This piece was posted in early January 2020, when no one could have predicted the current worldwide crisis. By then, Abaco Piping Plover Watch had all but stalled on Sept 1 when Dorian wrought its havoc with maximum force early in the season. By the end of the season, the Watch had been in action for 5 years and collected plenty of valuable migration data in conjunction with the breeding grounds. My own connection with Abaco had already lessened. Covid spread.

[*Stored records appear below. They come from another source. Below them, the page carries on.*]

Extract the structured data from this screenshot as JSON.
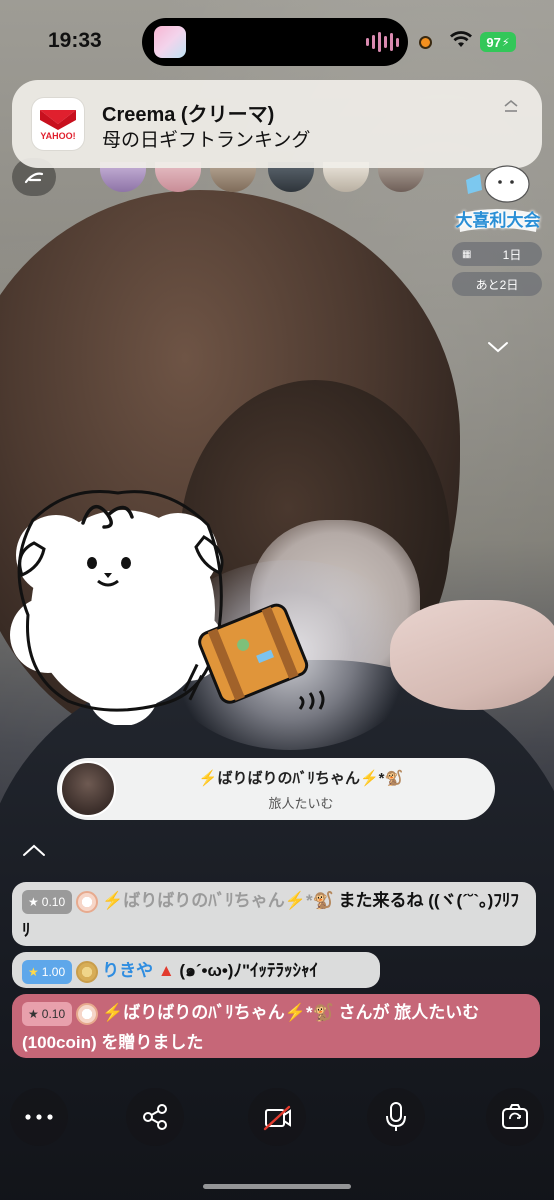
{
  "status_bar": {
    "time": "19:33",
    "battery": "97"
  },
  "notification": {
    "app": "Creema (クリーマ)",
    "body": "母の日ギフトランキング",
    "icon_text": "YAHOO!"
  },
  "event": {
    "title": "大喜利大会",
    "pill_day": "1日",
    "pill_remaining": "あと2日"
  },
  "gift_banner": {
    "user": "⚡️ばりばりのﾊﾞﾘちゃん⚡️*🐒",
    "item": "旅人たいむ"
  },
  "chat": [
    {
      "badge": "0.10",
      "user": "⚡️ばりばりのﾊﾞﾘちゃん⚡️*🐒",
      "text": "また来るね ((ヾ(´˘`｡)ﾌﾘﾌﾘ"
    },
    {
      "badge": "1.00",
      "user": "りきや",
      "text": "(๑´•ω•)ﾉ\"ｲｯﾃﾗｯｼｬｲ"
    },
    {
      "badge": "0.10",
      "user": "⚡️ばりばりのﾊﾞﾘちゃん⚡️*🐒",
      "text": "さんが 旅人たいむ (100coin) を贈りました"
    }
  ],
  "icons": [
    "more-icon",
    "share-icon",
    "camera-off-icon",
    "mic-icon",
    "flip-camera-icon",
    "chevron-up-icon",
    "chevron-down-icon",
    "menu-icon",
    "calendar-icon"
  ],
  "colors": {
    "gift_bubble": "#ce6a7c",
    "badge_blue": "#5ea7ea",
    "battery": "#33c759"
  }
}
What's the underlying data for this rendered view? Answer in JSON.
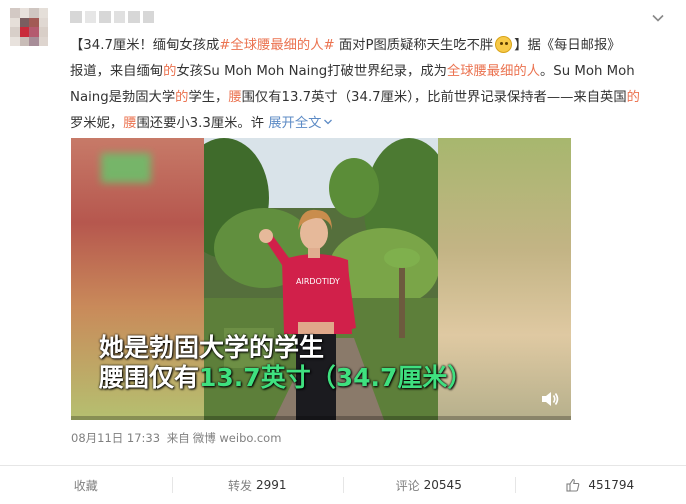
{
  "header": {
    "more_icon": "chevron-down-icon"
  },
  "post": {
    "line1": {
      "prefix": "【34.7厘米！缅甸女孩成",
      "topic": "#全球腰最细的人#",
      "middle": " 面对P图质疑称天生吃不胖",
      "suffix": "】据",
      "source": "《每日邮报》"
    },
    "line2": {
      "a": "报道，来自缅甸",
      "b": "的",
      "c": "女孩Su Moh Moh Naing打破世界纪录，成为",
      "d": "全球腰最细的人",
      "e": "。Su Moh Moh"
    },
    "line3": {
      "a": "Naing是勃固大学",
      "b": "的",
      "c": "学生，",
      "d": "腰",
      "e": "围仅有13.7英寸（34.7厘米），比前世界记录保持者——来自英国",
      "f": "的"
    },
    "line4": {
      "a": "罗米妮，",
      "b": "腰",
      "c": "围还要小3.3厘米。许",
      "expand": "展开全文",
      "expand_icon": "chevron-down-icon"
    }
  },
  "video": {
    "caption_line1": "她是勃固大学的学生",
    "caption_line2_white": "腰围仅有",
    "caption_line2_green": "13.7英寸（34.7厘米）",
    "volume_icon": "volume-icon"
  },
  "meta": {
    "date": "08月11日 17:33",
    "from_label": "来自",
    "source": "微博 weibo.com"
  },
  "footer": {
    "favorite_label": "收藏",
    "repost_label": "转发",
    "repost_count": "2991",
    "comment_label": "评论",
    "comment_count": "20545",
    "like_icon": "thumbs-up-icon",
    "like_count": "451794"
  },
  "colors": {
    "highlight": "#eb7350",
    "link_blue": "#5d8bc5",
    "caption_green": "#3fe07f",
    "muted": "#808080"
  }
}
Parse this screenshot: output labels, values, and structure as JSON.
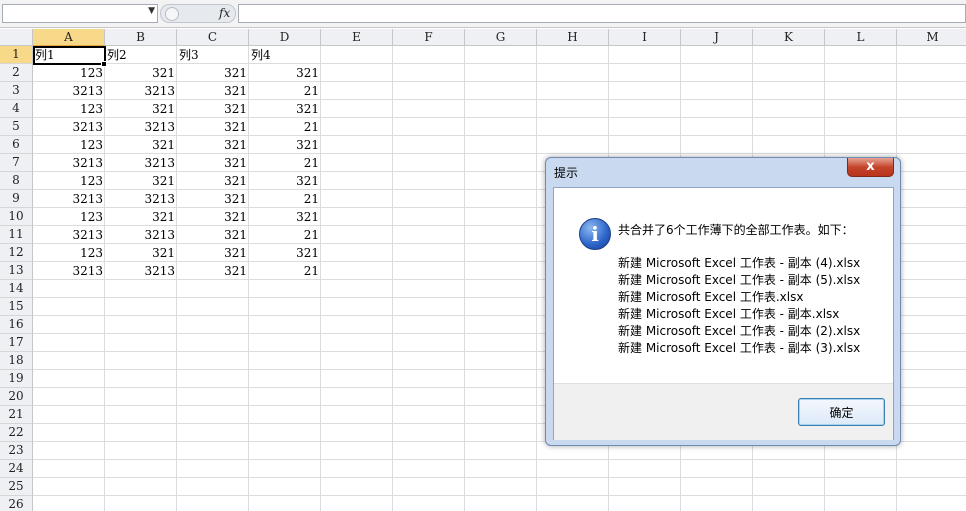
{
  "formula_bar": {
    "name_box_value": "",
    "fx_label": "fx",
    "formula_value": ""
  },
  "grid": {
    "columns": [
      "A",
      "B",
      "C",
      "D",
      "E",
      "F",
      "G",
      "H",
      "I",
      "J",
      "K",
      "L",
      "M"
    ],
    "rows": [
      "1",
      "2",
      "3",
      "4",
      "5",
      "6",
      "7",
      "8",
      "9",
      "10",
      "11",
      "12",
      "13",
      "14",
      "15",
      "16",
      "17",
      "18",
      "19",
      "20",
      "21",
      "22",
      "23",
      "24",
      "25",
      "26"
    ],
    "header_row": [
      "列1",
      "列2",
      "列3",
      "列4"
    ],
    "data_rows": [
      [
        "123",
        "321",
        "321",
        "321"
      ],
      [
        "3213",
        "3213",
        "321",
        "21"
      ],
      [
        "123",
        "321",
        "321",
        "321"
      ],
      [
        "3213",
        "3213",
        "321",
        "21"
      ],
      [
        "123",
        "321",
        "321",
        "321"
      ],
      [
        "3213",
        "3213",
        "321",
        "21"
      ],
      [
        "123",
        "321",
        "321",
        "321"
      ],
      [
        "3213",
        "3213",
        "321",
        "21"
      ],
      [
        "123",
        "321",
        "321",
        "321"
      ],
      [
        "3213",
        "3213",
        "321",
        "21"
      ],
      [
        "123",
        "321",
        "321",
        "321"
      ],
      [
        "3213",
        "3213",
        "321",
        "21"
      ]
    ],
    "active_cell": "A1"
  },
  "dialog": {
    "title": "提示",
    "close_label": "x",
    "icon": "info-icon",
    "message": "共合并了6个工作薄下的全部工作表。如下：",
    "files": [
      "新建 Microsoft Excel 工作表 - 副本 (4).xlsx",
      "新建 Microsoft Excel 工作表 - 副本 (5).xlsx",
      "新建 Microsoft Excel 工作表.xlsx",
      "新建 Microsoft Excel 工作表 - 副本.xlsx",
      "新建 Microsoft Excel 工作表 - 副本 (2).xlsx",
      "新建 Microsoft Excel 工作表 - 副本 (3).xlsx"
    ],
    "ok_label": "确定"
  }
}
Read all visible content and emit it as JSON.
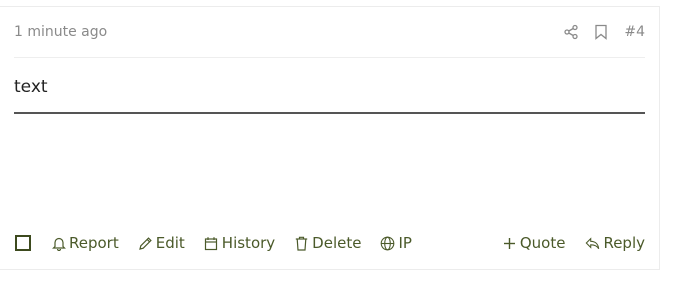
{
  "post": {
    "timestamp": "1 minute ago",
    "number": "#4",
    "body_text": "text",
    "header_icons": [
      "share-icon",
      "bookmark-icon"
    ]
  },
  "actions": {
    "left": [
      {
        "id": "report",
        "label": "Report",
        "icon": "bell-icon"
      },
      {
        "id": "edit",
        "label": "Edit",
        "icon": "pencil-icon"
      },
      {
        "id": "history",
        "label": "History",
        "icon": "calendar-icon"
      },
      {
        "id": "delete",
        "label": "Delete",
        "icon": "trash-icon"
      },
      {
        "id": "ip",
        "label": "IP",
        "icon": "globe-icon"
      }
    ],
    "right": [
      {
        "id": "quote",
        "label": "Quote",
        "icon": "plus-icon"
      },
      {
        "id": "reply",
        "label": "Reply",
        "icon": "reply-icon"
      }
    ]
  },
  "colors": {
    "action_text": "#4b5a2a",
    "muted_text": "#8a8a8a"
  }
}
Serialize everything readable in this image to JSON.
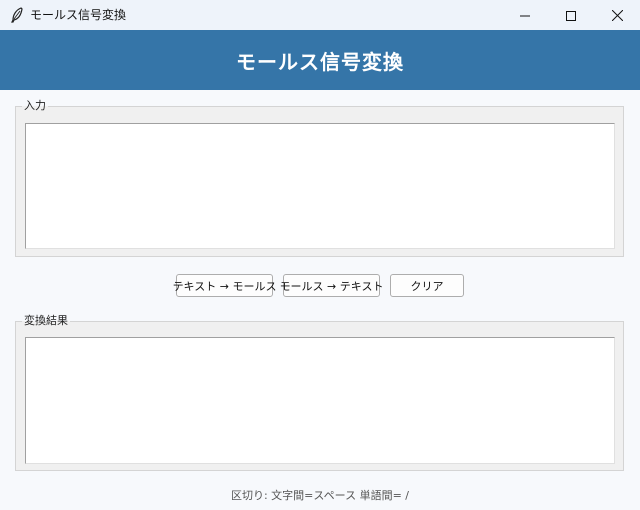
{
  "window": {
    "title": "モールス信号変換"
  },
  "banner": {
    "title": "モールス信号変換"
  },
  "input_section": {
    "label": "入力",
    "value": ""
  },
  "buttons": {
    "text_to_morse": "テキスト → モールス",
    "morse_to_text": "モールス → テキスト",
    "clear": "クリア"
  },
  "output_section": {
    "label": "変換結果",
    "value": ""
  },
  "footer": {
    "hint": "区切り: 文字間=スペース  単語間= /"
  },
  "colors": {
    "banner": "#3575a8",
    "titlebar": "#eef3fa",
    "background": "#f7f9fc"
  },
  "icons": {
    "app": "feather-icon",
    "minimize": "minimize-icon",
    "maximize": "maximize-icon",
    "close": "close-icon"
  }
}
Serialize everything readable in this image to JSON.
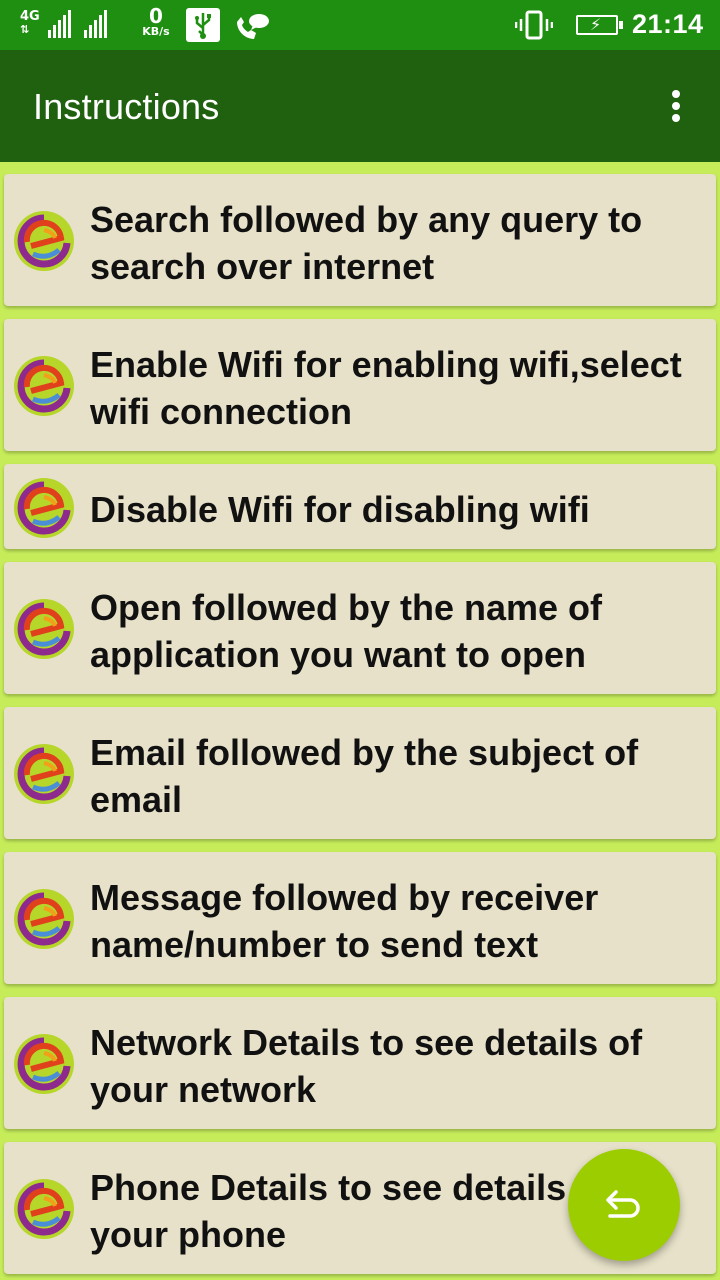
{
  "status_bar": {
    "network": "4G",
    "network_arrows": "⇅",
    "speed_value": "0",
    "speed_unit": "KB/s",
    "time": "21:14"
  },
  "toolbar": {
    "title": "Instructions"
  },
  "instructions": [
    "Search followed by any query to search over internet",
    "Enable Wifi for enabling wifi,select wifi connection",
    "Disable Wifi for disabling wifi",
    "Open followed by the name of application you want to open",
    "Email followed by the subject of email",
    "Message followed by receiver name/number to send text",
    "Network Details to see details of your network",
    "Phone Details to see details of your phone"
  ],
  "icons": {
    "item": "app-logo-icon",
    "fab": "undo-icon",
    "menu": "overflow-menu-icon"
  },
  "colors": {
    "status_bar": "#1e8f10",
    "toolbar": "#20610f",
    "background": "#c6ec5a",
    "card": "#e6e1c8",
    "fab": "#9ccd00"
  }
}
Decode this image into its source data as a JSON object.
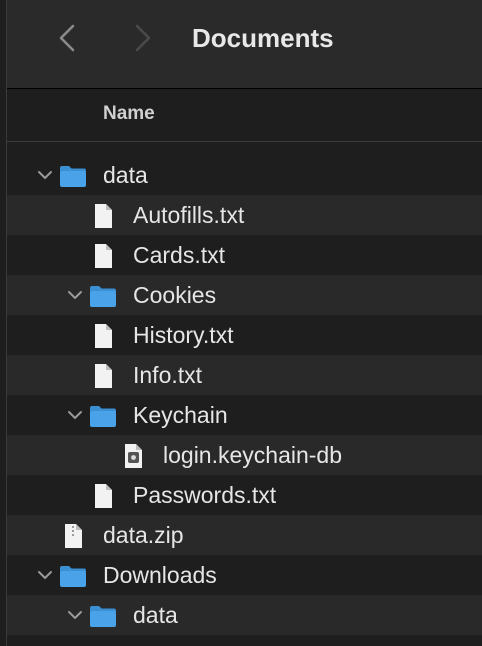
{
  "window": {
    "title": "Documents"
  },
  "columns": {
    "name": "Name"
  },
  "icons": {
    "back": "chevron-left-icon",
    "forward": "chevron-right-icon",
    "folder": "folder-icon",
    "file": "document-icon",
    "keychain": "keychain-file-icon",
    "zip": "zip-file-icon"
  },
  "colors": {
    "folder": "#4aa3e8",
    "file": "#f2f2f2"
  },
  "rows": [
    {
      "label": "data",
      "kind": "folder",
      "level": 0,
      "expanded": true
    },
    {
      "label": "Autofills.txt",
      "kind": "file",
      "level": 1
    },
    {
      "label": "Cards.txt",
      "kind": "file",
      "level": 1
    },
    {
      "label": "Cookies",
      "kind": "folder",
      "level": 1,
      "expanded": true
    },
    {
      "label": "History.txt",
      "kind": "file",
      "level": 1
    },
    {
      "label": "Info.txt",
      "kind": "file",
      "level": 1
    },
    {
      "label": "Keychain",
      "kind": "folder",
      "level": 1,
      "expanded": true
    },
    {
      "label": "login.keychain-db",
      "kind": "keychain",
      "level": 2
    },
    {
      "label": "Passwords.txt",
      "kind": "file",
      "level": 1
    },
    {
      "label": "data.zip",
      "kind": "zip",
      "level": 0
    },
    {
      "label": "Downloads",
      "kind": "folder",
      "level": 0,
      "expanded": true
    },
    {
      "label": "data",
      "kind": "folder",
      "level": 1,
      "expanded": true
    }
  ]
}
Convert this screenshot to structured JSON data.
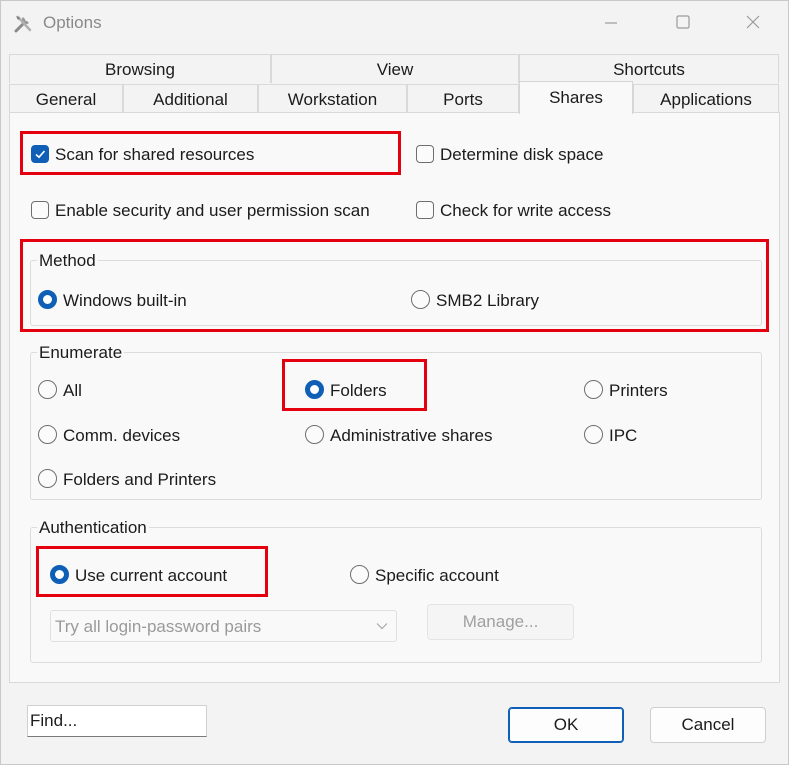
{
  "window": {
    "title": "Options"
  },
  "tabs": {
    "row_top": [
      "Browsing",
      "View",
      "Shortcuts"
    ],
    "row_bottom": [
      "General",
      "Additional",
      "Workstation",
      "Ports",
      "Shares",
      "Applications"
    ],
    "active": "Shares"
  },
  "options": {
    "scan_shared": {
      "label": "Scan for shared resources",
      "checked": true
    },
    "disk_space": {
      "label": "Determine disk space",
      "checked": false
    },
    "security_scan": {
      "label": "Enable security and user permission scan",
      "checked": false
    },
    "write_access": {
      "label": "Check for write access",
      "checked": false
    }
  },
  "method": {
    "title": "Method",
    "options": [
      "Windows built-in",
      "SMB2 Library"
    ],
    "selected": "Windows built-in"
  },
  "enumerate": {
    "title": "Enumerate",
    "options": [
      "All",
      "Folders",
      "Printers",
      "Comm. devices",
      "Administrative shares",
      "IPC",
      "Folders and Printers"
    ],
    "selected": "Folders"
  },
  "authentication": {
    "title": "Authentication",
    "options": [
      "Use current account",
      "Specific account"
    ],
    "selected": "Use current account",
    "combo_value": "Try all login-password pairs",
    "manage_label": "Manage..."
  },
  "footer": {
    "find_placeholder": "Find...",
    "ok_label": "OK",
    "cancel_label": "Cancel"
  },
  "colors": {
    "accent": "#0f5fb7",
    "highlight": "#e4000f"
  }
}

It became clear, sadly, that the time was right to end the project.

Felicia FB – one of several loyal 4-year returners

Credits: All photos by Lisa Davies except header image Bruce Hallett; audio call, Paul Turgeon / Xeno-Canto; range map from WIKI

Piping Plovers, Winding Bay, Abaco, Bahamas (Lisa Davies)

 

PLOVERS ON ABACO, BAHAMAS

ABACO’S SIX PLOVER SPECIES

WILSON’S PLOVER Ochthodromus wilsonia  PR B 2Wilson's Plover & Chick, Delphi Beach, Abaco - Sandy WalkerWilson's Plover, Delphi Club Beach, Abaco - Craig NashWilson's Plover, Abaco Bahamas - Tom Sheley

‘Broken Wing Display’ to distract predators from a nesting areaWilson's Plover, Abaco (broken wing display) Clare Latimer - Version 2

BLACK-BELLIED PLOVER  Pluvialis squatarola   WR 1 (Intermediate Plumage)Black-bellied Plover intermediate plumage.Marls.Abaco Bahamas.3.12.Tom Sheley edit

AMERICAN GOLDEN PLOVER  Pluvialis dominica  TR 4American Golden Plover, Abaco - Tony Hepburn

 SEMIPALMATED PLOVER Charadrius semipalmatus WR 2Semipalmated Plover (f nb), Abaco - Bruce Hallett

KILLDEER Charadrius vociferus WR 2Kildeer, Abaco - Bruce Hallett

PIPING PLOVER  Charadrius melodus WR 3Piping Plover, Abaco - Bruce HallettPiping Plover, Abaco  - Tom Reed

Photo credits: Sandy Walker, Craig Nash, Tom Sheley, Clare Latimer, Tony Hepburn, Bruce Hallett, Tom Reed

THE DELPHI CLUB GUIDE TO THE BIRDS OF ABACO

THE DELPHI CLUB GUIDE TO THE BIRDS OF ABACO

by

KEITH SALVESEN

Published 1 March 2014 by Delphi Club Publications

UNDER CONSTRUCTION!

Apologies to anyone who has strayed onto this new-born site. The hard hats are on and work is under way. Why not take a peek at the nine birds below while you are here!

JACKET GRAB JPGflyer 2

THE CONTRIBUTORS (click to enlarge)Spreads for Becky 1piping-plover-bh-img_1919cuban-emerald-delphi-abaco-3clapper-rail-abaco-bahamas-tom-sheleyCuban Pewee KS P1090034 copy 3least-tern_ach3672-copyamerican-oystercatchers-bh-img_2000-copy-2smooth-billed-ani-pair-gtGreat Egret grab Tom Sheley